--- TASK DETAILS ---
Look through the lines below; wherever the word "list" appears, copy that line.

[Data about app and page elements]
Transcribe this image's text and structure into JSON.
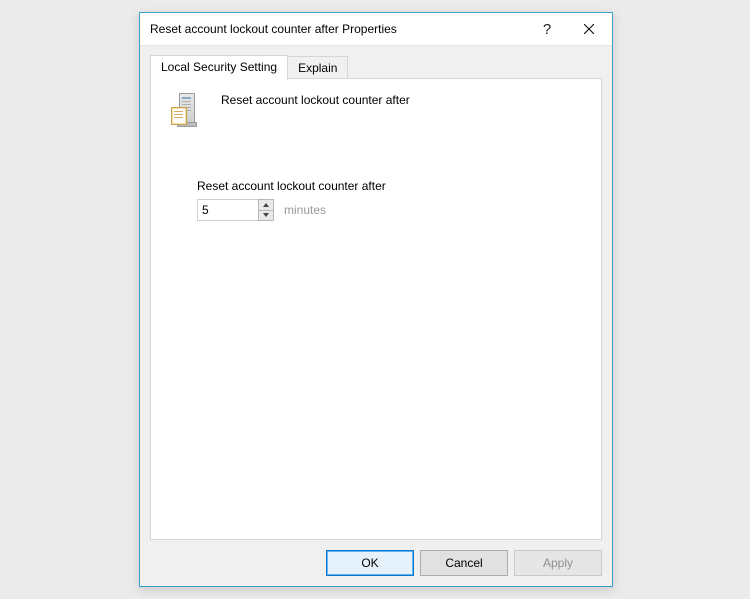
{
  "dialog": {
    "title": "Reset account lockout counter after Properties"
  },
  "tabs": {
    "local": "Local Security Setting",
    "explain": "Explain"
  },
  "policy": {
    "heading": "Reset account lockout counter after",
    "setting_label": "Reset account lockout counter after",
    "value": "5",
    "unit": "minutes"
  },
  "buttons": {
    "ok": "OK",
    "cancel": "Cancel",
    "apply": "Apply"
  }
}
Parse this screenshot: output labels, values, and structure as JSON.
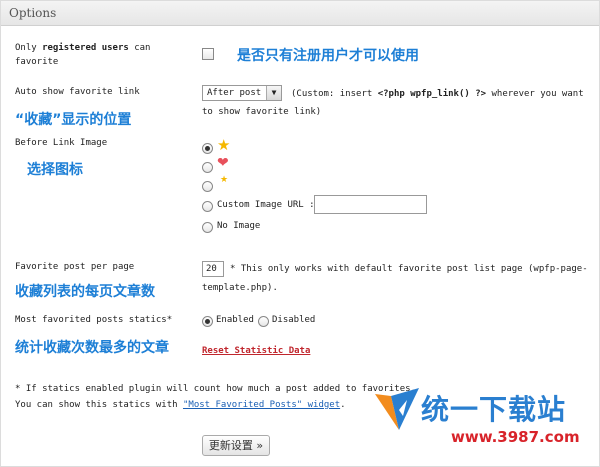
{
  "header": {
    "title": "Options"
  },
  "registered_only": {
    "label_pre": "Only ",
    "label_bold": "registered users",
    "label_post": " can",
    "label_line2": "favorite",
    "annotation": "是否只有注册用户才可以使用"
  },
  "auto_show": {
    "label": "Auto show favorite link",
    "selected": "After post",
    "hint_pre": "(Custom: insert ",
    "hint_code": "<?php wpfp_link() ?>",
    "hint_post": " wherever you want",
    "hint_line2": "to show favorite link)",
    "annotation": "“收藏”显示的位置"
  },
  "link_image": {
    "label": "Before Link Image",
    "annotation": "选择图标",
    "custom_label": "Custom Image URL :",
    "no_image_label": "No Image",
    "icons": [
      "star-icon",
      "heart-icon",
      "small-star-icon"
    ]
  },
  "per_page": {
    "label": "Favorite post per page",
    "value": "20",
    "hint": "* This only works with default favorite post list page (wpfp-page-",
    "hint_line2": "template.php).",
    "annotation": "收藏列表的每页文章数"
  },
  "statics": {
    "label": "Most favorited posts statics*",
    "enabled_label": "Enabled",
    "disabled_label": "Disabled",
    "annotation": "统计收藏次数最多的文章",
    "reset_label": "Reset Statistic Data"
  },
  "footnote": {
    "line1": "* If statics enabled plugin will count how much a post added to favorites.",
    "line2_pre": "You can show this statics with ",
    "widget_link": "\"Most Favorited Posts\" widget",
    "line2_post": "."
  },
  "save_button": {
    "label": "更新设置 »"
  },
  "watermark": {
    "brand": "统一下载站",
    "url": "www.3987.com"
  },
  "colors": {
    "annotation": "#1d7fd6",
    "reset_link": "#c0262d",
    "star": "#f5b800",
    "heart": "#e8505b"
  }
}
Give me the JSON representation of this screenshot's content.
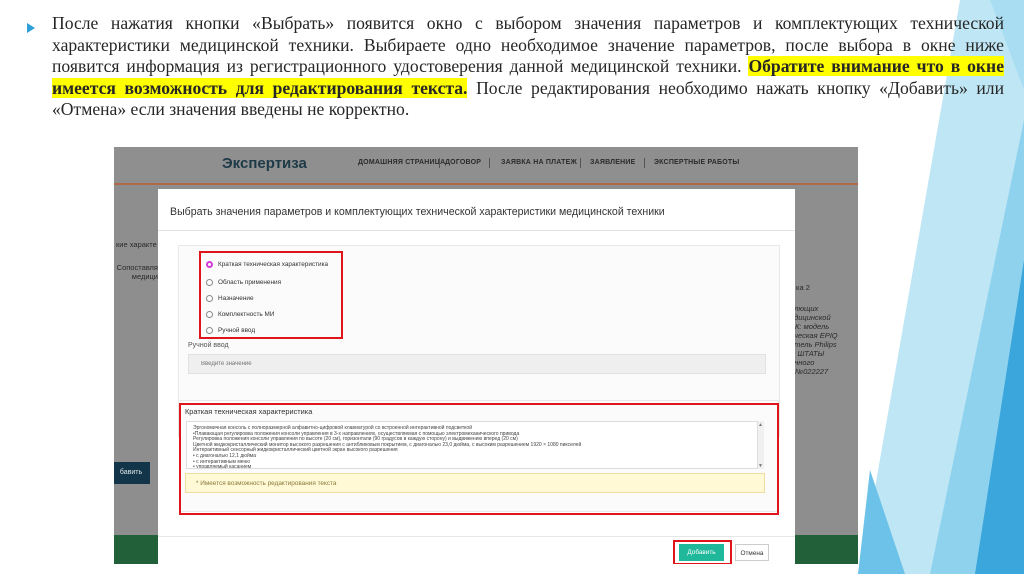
{
  "slide": {
    "text_part1": "После нажатия кнопки «Выбрать» появится окно с выбором значения параметров и комплектующих технической характеристики медицинской техники. Выбираете одно необходимое значение параметров, после выбора в окне ниже появится информация из регистрационного удостоверения данной медицинской техники. ",
    "text_highlight": "Обратите внимание что в окне имеется возможность для редактирования текста.",
    "text_part2": " После редактирования необходимо нажать кнопку «Добавить» или «Отмена» если значения введены не корректно.",
    "accent_color": "#2e9ed6",
    "highlight_color": "#ffff00",
    "annotation_color": "#e0141b"
  },
  "app": {
    "brand": "Экспертиза",
    "nav": [
      "ДОМАШНЯЯ СТРАНИЦА",
      "ДОГОВОР",
      "ЗАЯВКА НА ПЛАТЕЖ",
      "ЗАЯВЛЕНИЕ",
      "ЭКСПЕРТНЫЕ РАБОТЫ"
    ],
    "background": {
      "left_1": "кие характе",
      "left_2": "Сопоставля\nмедици",
      "button": "бавить",
      "right_1": "ка 2",
      "right_2": "алющих\nедицинской\nРК: модель\nическая EPIQ\nнтель Philips\nС ШТАТЫ\nонного\nA№022227"
    }
  },
  "modal": {
    "title": "Выбрать значения параметров и комплектующих технической характеристики медицинской техники",
    "options": [
      "Краткая техническая характеристика",
      "Область применения",
      "Назначение",
      "Комплектность МИ",
      "Ручной ввод"
    ],
    "selected_index": 0,
    "manual_label": "Ручной ввод",
    "manual_placeholder": "Введите значение",
    "char_title": "Краткая техническая характеристика",
    "char_text": "Эргономичная консоль с полноразмерной алфавитно-цифровой клавиатурой со встроенной интерактивной подсветкой\n•Плавающая регулировка положения консоли управления в 3-х направлениях, осуществляемая с помощью электромеханического привода\n Регулировка положения консоли управления по высоте (20 см), горизонтали (90 градусов в каждую сторону) и выдвижению вперед (20 см)\nЦветной жидкокристаллический монитор высокого разрешения с антибликовым покрытием, с диагональю 23,0 дюйма, с высоким разрешением 1920 × 1080 пикселей\nИнтерактивный сенсорный жидкокристаллический цветной экран высокого разрешения\n• с диагональю 12,1 дюйма\n• с интерактивным меню\n• управляемый касанием",
    "note": "* Имеется возможность редактирования текста",
    "add_label": "Добавить",
    "cancel_label": "Отмена"
  }
}
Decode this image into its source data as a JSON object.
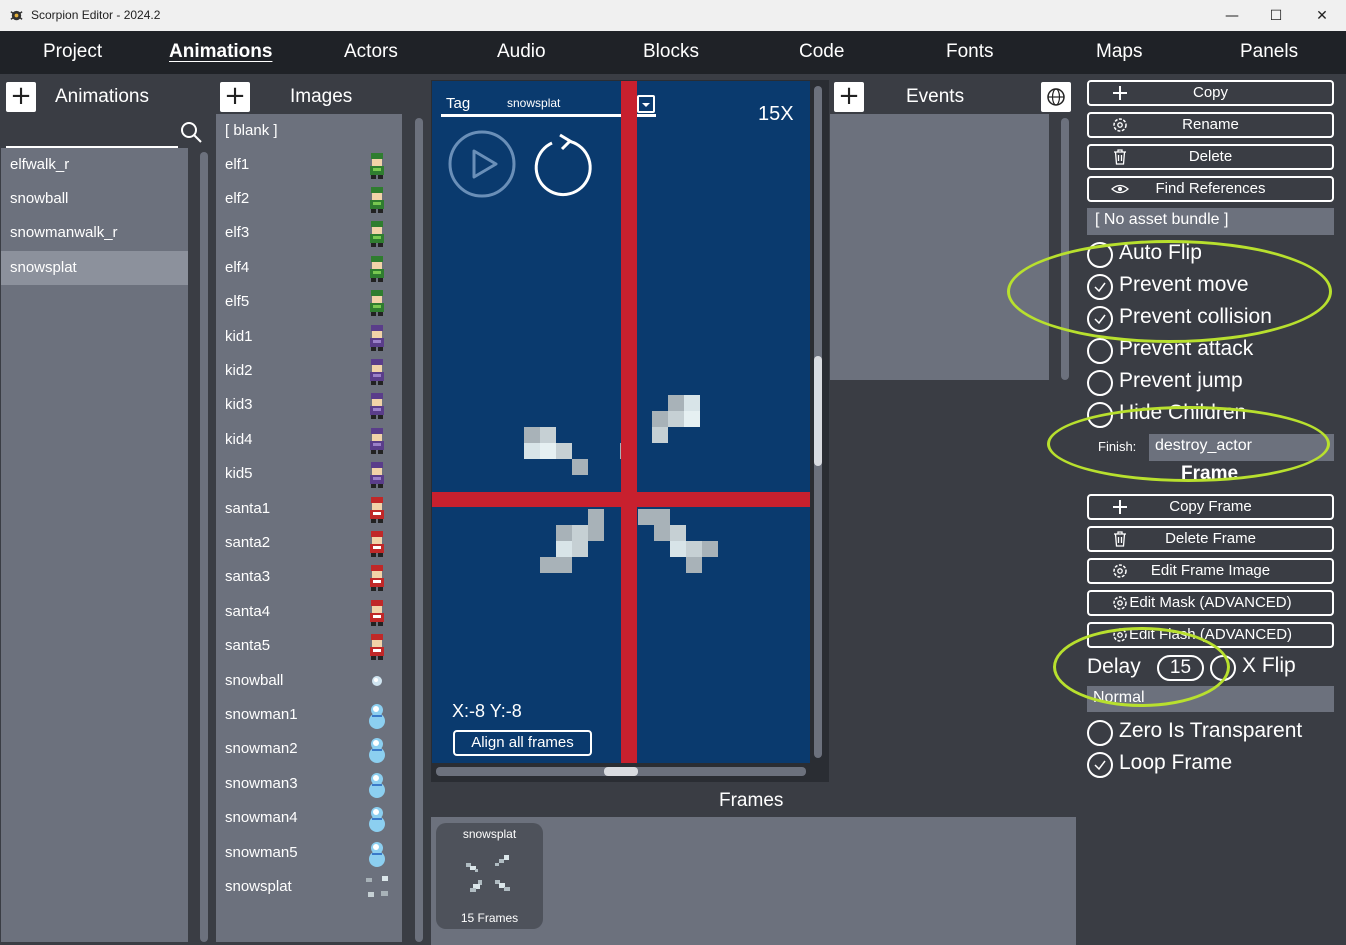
{
  "window": {
    "title": "Scorpion Editor - 2024.2",
    "minimize": "—",
    "maximize": "☐",
    "close": "✕"
  },
  "menu": [
    "Project",
    "Animations",
    "Actors",
    "Audio",
    "Blocks",
    "Code",
    "Fonts",
    "Maps",
    "Panels"
  ],
  "animations": {
    "label": "Animations",
    "search_value": "",
    "items": [
      "elfwalk_r",
      "snowball",
      "snowmanwalk_r",
      "snowsplat"
    ],
    "selected": "snowsplat"
  },
  "images": {
    "label": "Images",
    "items": [
      "[ blank ]",
      "elf1",
      "elf2",
      "elf3",
      "elf4",
      "elf5",
      "kid1",
      "kid2",
      "kid3",
      "kid4",
      "kid5",
      "santa1",
      "santa2",
      "santa3",
      "santa4",
      "santa5",
      "snowball",
      "snowman1",
      "snowman2",
      "snowman3",
      "snowman4",
      "snowman5",
      "snowsplat"
    ]
  },
  "canvas": {
    "tag_label": "Tag",
    "tag_value": "snowsplat",
    "zoom": "15X",
    "coords": "X:-8 Y:-8",
    "align_button": "Align all frames"
  },
  "events": {
    "label": "Events"
  },
  "right": {
    "copy": "Copy",
    "rename": "Rename",
    "delete": "Delete",
    "find_refs": "Find References",
    "asset_bundle": "[ No asset bundle ]",
    "checks": [
      {
        "label": "Auto Flip",
        "checked": false
      },
      {
        "label": "Prevent move",
        "checked": true
      },
      {
        "label": "Prevent collision",
        "checked": true
      },
      {
        "label": "Prevent attack",
        "checked": false
      },
      {
        "label": "Prevent jump",
        "checked": false
      },
      {
        "label": "Hide Children",
        "checked": false
      }
    ],
    "finish_label": "Finish:",
    "finish_value": "destroy_actor",
    "frame_heading": "Frame",
    "copy_frame": "Copy Frame",
    "delete_frame": "Delete Frame",
    "edit_frame_image": "Edit Frame Image",
    "edit_mask": "Edit Mask (ADVANCED)",
    "edit_flash": "Edit Flash (ADVANCED)",
    "delay_label": "Delay",
    "delay_value": "15",
    "xflip_label": "X Flip",
    "blend_mode": "Normal",
    "zero_transparent": "Zero Is Transparent",
    "loop_frame": "Loop Frame"
  },
  "frames": {
    "label": "Frames",
    "card_title": "snowsplat",
    "card_count": "15 Frames"
  },
  "colors": {
    "accent_highlight": "#b8e02e",
    "canvas_bg": "#0a3a6e",
    "crosshair": "#c8202e"
  }
}
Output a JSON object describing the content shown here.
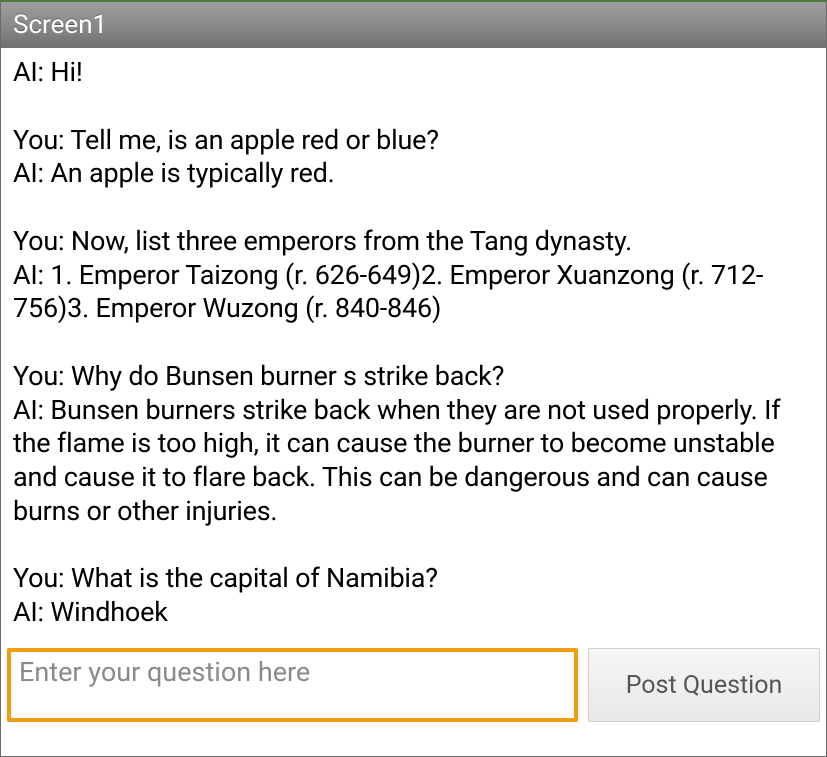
{
  "titlebar": {
    "title": "Screen1"
  },
  "conversation": {
    "lines": [
      "AI: Hi!",
      "",
      "You: Tell me, is an apple red or blue?",
      "AI: An apple is typically red.",
      "",
      "You: Now, list three emperors from the Tang dynasty.",
      "AI: 1. Emperor Taizong (r. 626-649)2. Emperor Xuanzong (r. 712-756)3. Emperor Wuzong (r. 840-846)",
      "",
      "You: Why do Bunsen burner s strike back?",
      "AI: Bunsen burners strike back when they are not used properly. If the flame is too high, it can cause the burner to become unstable and cause it to flare back. This can be dangerous and can cause burns or other injuries.",
      "",
      "You: What is the capital of Namibia?",
      "AI: Windhoek"
    ]
  },
  "input": {
    "placeholder": "Enter your question here",
    "value": "",
    "button_label": "Post Question"
  }
}
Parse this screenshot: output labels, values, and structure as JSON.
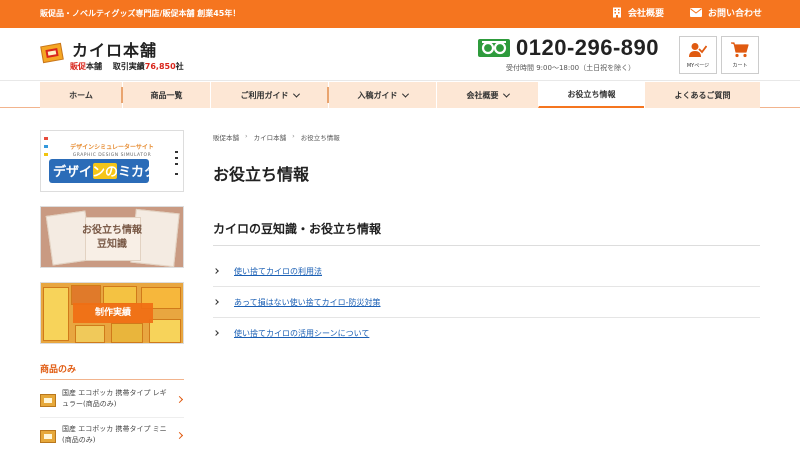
{
  "topbar": {
    "tagline": "販促品・ノベルティグッズ専門店/販促本舗 創業45年！",
    "company_label": "会社概要",
    "contact_label": "お問い合わせ"
  },
  "header": {
    "logo_main": "カイロ本舗",
    "logo_brand": "販促",
    "logo_brand2": "本舗",
    "record_prefix": "取引実績",
    "record_num": "76,850",
    "record_suffix": "社",
    "phone": "0120-296-890",
    "hours": "受付時間 9:00～18:00（土日祝を除く）",
    "mypage_label": "MYページ",
    "cart_label": "カート"
  },
  "nav": {
    "items": [
      {
        "label": "ホーム"
      },
      {
        "label": "商品一覧"
      },
      {
        "label": "ご利用ガイド"
      },
      {
        "label": "入稿ガイド"
      },
      {
        "label": "会社概要"
      },
      {
        "label": "お役立ち情報"
      },
      {
        "label": "よくあるご質問"
      }
    ]
  },
  "sidebar": {
    "design_banner": {
      "top_text": "デザインシミュレーターサイト",
      "sub_text": "GRAPHIC DESIGN SIMULATOR",
      "main_text": "デザインのミカタ"
    },
    "useful_banner": {
      "line1": "お役立ち情報",
      "line2": "豆知識"
    },
    "works_banner": {
      "label": "制作実績"
    },
    "heading": "商品のみ",
    "items": [
      {
        "text": "国産 エコポッカ 携帯タイプ レギュラー(商品のみ)"
      },
      {
        "text": "国産 エコポッカ 携帯タイプ ミニ (商品のみ)"
      }
    ]
  },
  "breadcrumb": {
    "items": [
      {
        "label": "販促本舗"
      },
      {
        "label": "カイロ本舗"
      },
      {
        "label": "お役立ち情報"
      }
    ],
    "separator": "›"
  },
  "main": {
    "title": "お役立ち情報",
    "section_title": "カイロの豆知識・お役立ち情報",
    "links": [
      {
        "label": "使い捨てカイロの利用法"
      },
      {
        "label": "あって損はない使い捨てカイロ-防災対策"
      },
      {
        "label": "使い捨てカイロの活用シーンについて"
      }
    ]
  },
  "colors": {
    "accent": "#f5751f",
    "nav_bg": "#fde7d5",
    "link": "#1a5fb4",
    "brand_red": "#d9261c"
  }
}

--- YOUR SOLUTION ---
    "hint": "* This only works with default favorite post list page (wpfp-page-",
      "You: Now, list three emperors from the Tang dynasty.",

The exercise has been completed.